Chevron to explain seismic testing for shale gas drilling at Perry Township Fire Hall
Chevron will give a presentation on proposed seismic testing that will pave the way for Marcellus shale gas drilling throughout Fayette County at a public meeting set for 7 p.m. May 22 in the Perry Township Fire Hall.
At last month's meeting, Perry Township supervisors and residents expressed concerns and asked questions about the testing. Supervisor Chairman A.J. Boni said the public meeting was scheduled in response to those questions and concerns.
Rod White, land representative of McDonald Land Services, a company affiliated with Chevron Appalachia LLC, suggested township residents take photos of the inside and outside of their homes before the testing to make sure no damage occurs.
Explosive charges will be used in some of the surveys, White said, but he assured the supervisors and the public that there is very little danger associated with the testing. He explained that seismic testing uses underground sound waves to map hydrocarbon areas that could be suitable for hydraulic fracturing, or fracking.
Marcellus shale gas companies drill holes thousands of feet into the ground and pump chemical-laden water into the holes as they fracture the shale layer to release natural gas supplies.
Residents have expressed concerns that the tests will affect well water or the township's water supply. They are also concerned about the effects of heavy equipment and trucks on township roads.
Township roads are bonded for up to 80,000 pounds, Boni noted.
Township supervisors decided to hold public meetings to inform the public about seismic testing in the township and throughout the county, he said.
“We will do the best job we can to inform the public of what is going to take place,” Boni said.
White said he expects the seismic testing to end in Perry Township in late October.
“The purpose of the testing is to identify hydrocarbons, so we can look for Marcellus shale,” White said.
Boni said the testing will be performed across Fayette County and not just in Perry Township.
Mikal Ann Zimmerman, a representative of policy, government and public affairs for Chevron, said the seismic surveys will provide Chevron with the information it needs as it prepares for the drilling process on land leased from property owners.

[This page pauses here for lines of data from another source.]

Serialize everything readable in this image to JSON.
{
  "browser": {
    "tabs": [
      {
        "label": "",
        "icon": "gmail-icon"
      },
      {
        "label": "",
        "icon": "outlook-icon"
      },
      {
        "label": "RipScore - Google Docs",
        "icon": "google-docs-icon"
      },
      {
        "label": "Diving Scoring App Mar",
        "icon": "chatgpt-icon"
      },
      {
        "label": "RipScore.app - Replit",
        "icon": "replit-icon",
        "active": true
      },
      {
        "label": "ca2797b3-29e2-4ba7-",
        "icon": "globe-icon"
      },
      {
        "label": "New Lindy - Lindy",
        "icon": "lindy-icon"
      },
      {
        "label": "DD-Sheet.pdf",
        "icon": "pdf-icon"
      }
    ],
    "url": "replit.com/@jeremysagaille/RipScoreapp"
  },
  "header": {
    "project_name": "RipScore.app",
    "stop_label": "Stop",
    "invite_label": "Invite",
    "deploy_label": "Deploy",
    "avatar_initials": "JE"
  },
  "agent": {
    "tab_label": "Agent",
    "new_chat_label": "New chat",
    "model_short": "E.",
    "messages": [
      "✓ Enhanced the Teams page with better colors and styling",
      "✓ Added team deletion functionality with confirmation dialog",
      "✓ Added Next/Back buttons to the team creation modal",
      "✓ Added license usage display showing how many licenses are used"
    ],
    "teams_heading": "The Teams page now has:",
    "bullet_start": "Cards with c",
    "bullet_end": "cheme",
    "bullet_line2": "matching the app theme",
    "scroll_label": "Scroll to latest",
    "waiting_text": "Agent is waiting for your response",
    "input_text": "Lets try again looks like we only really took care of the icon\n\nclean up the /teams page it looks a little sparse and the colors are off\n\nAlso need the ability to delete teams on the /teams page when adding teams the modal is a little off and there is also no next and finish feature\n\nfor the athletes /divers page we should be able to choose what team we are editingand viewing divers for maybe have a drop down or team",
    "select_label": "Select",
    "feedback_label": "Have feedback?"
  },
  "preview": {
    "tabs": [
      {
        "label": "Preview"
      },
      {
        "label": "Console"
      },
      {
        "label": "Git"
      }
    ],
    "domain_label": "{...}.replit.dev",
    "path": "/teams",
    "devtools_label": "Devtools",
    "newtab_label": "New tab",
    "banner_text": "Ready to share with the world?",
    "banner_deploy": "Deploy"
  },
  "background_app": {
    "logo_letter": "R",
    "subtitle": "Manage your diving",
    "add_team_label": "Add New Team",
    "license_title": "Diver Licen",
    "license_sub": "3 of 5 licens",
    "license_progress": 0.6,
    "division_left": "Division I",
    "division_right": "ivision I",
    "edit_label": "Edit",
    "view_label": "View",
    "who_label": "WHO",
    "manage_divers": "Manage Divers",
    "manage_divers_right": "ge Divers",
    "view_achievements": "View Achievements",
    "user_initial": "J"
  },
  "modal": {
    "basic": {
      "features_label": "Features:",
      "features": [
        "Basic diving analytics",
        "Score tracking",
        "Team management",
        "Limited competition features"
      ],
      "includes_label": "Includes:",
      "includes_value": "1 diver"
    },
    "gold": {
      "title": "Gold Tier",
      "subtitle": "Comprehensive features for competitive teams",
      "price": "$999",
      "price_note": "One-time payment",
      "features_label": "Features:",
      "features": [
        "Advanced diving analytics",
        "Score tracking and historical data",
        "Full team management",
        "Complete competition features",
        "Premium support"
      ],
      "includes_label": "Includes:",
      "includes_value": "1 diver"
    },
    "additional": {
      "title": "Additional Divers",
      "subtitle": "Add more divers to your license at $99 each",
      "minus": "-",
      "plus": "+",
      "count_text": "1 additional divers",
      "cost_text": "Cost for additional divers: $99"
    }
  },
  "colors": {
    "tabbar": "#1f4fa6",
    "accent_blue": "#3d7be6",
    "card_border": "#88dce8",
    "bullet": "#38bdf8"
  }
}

“These surveys will show us what we need to see,” Zimmerman said. “It won't be necessary for us to come back to do it again next year.”
In other business this week, the township:
• Accepted bids from A.C. Moyer Co. of Lemont Furnace for paving work on Main, Pilgrim, First, Second, Third and Fourth streets in the village of Whitsett at a cost of $65,914 and Suit-Kote of Washington, Pa., for $36,985.20 to micro seal Memorial Drive in Star Junction.
• Considered the possibility of changing the pension depositor of funds based on a recommendation provided by the township's pension consultant.
• Directed Solicitor Don McCue to review the possibility of establishing a rental property inspection program.
Cindy Ekas is a freelance writer.
Show commenting policy
TribLive commenting policy
- Gun stolen from Fayette courthouse, used in suicide
- 4 seek 3 spots on Vanderbilt council in Democratic primary
- Snow removal ordinance discussed by Connellsville Health Board
- Fire damages state Rep. Ryan Warner’s office in North Union
- Henry: Job and education fair slated for Wednesday in Connellsville
- Fire at North Union industrial building ruled accidental
- Champion Christian School students to present biblical-based musical
- National veterans charity to receive funds raised in Connellsville pageant
- 3 oppose incumbent GOP Fayette commissioner
- Connellsville gets spring scouring
- Geibel grad dreams big, lands role in second feature film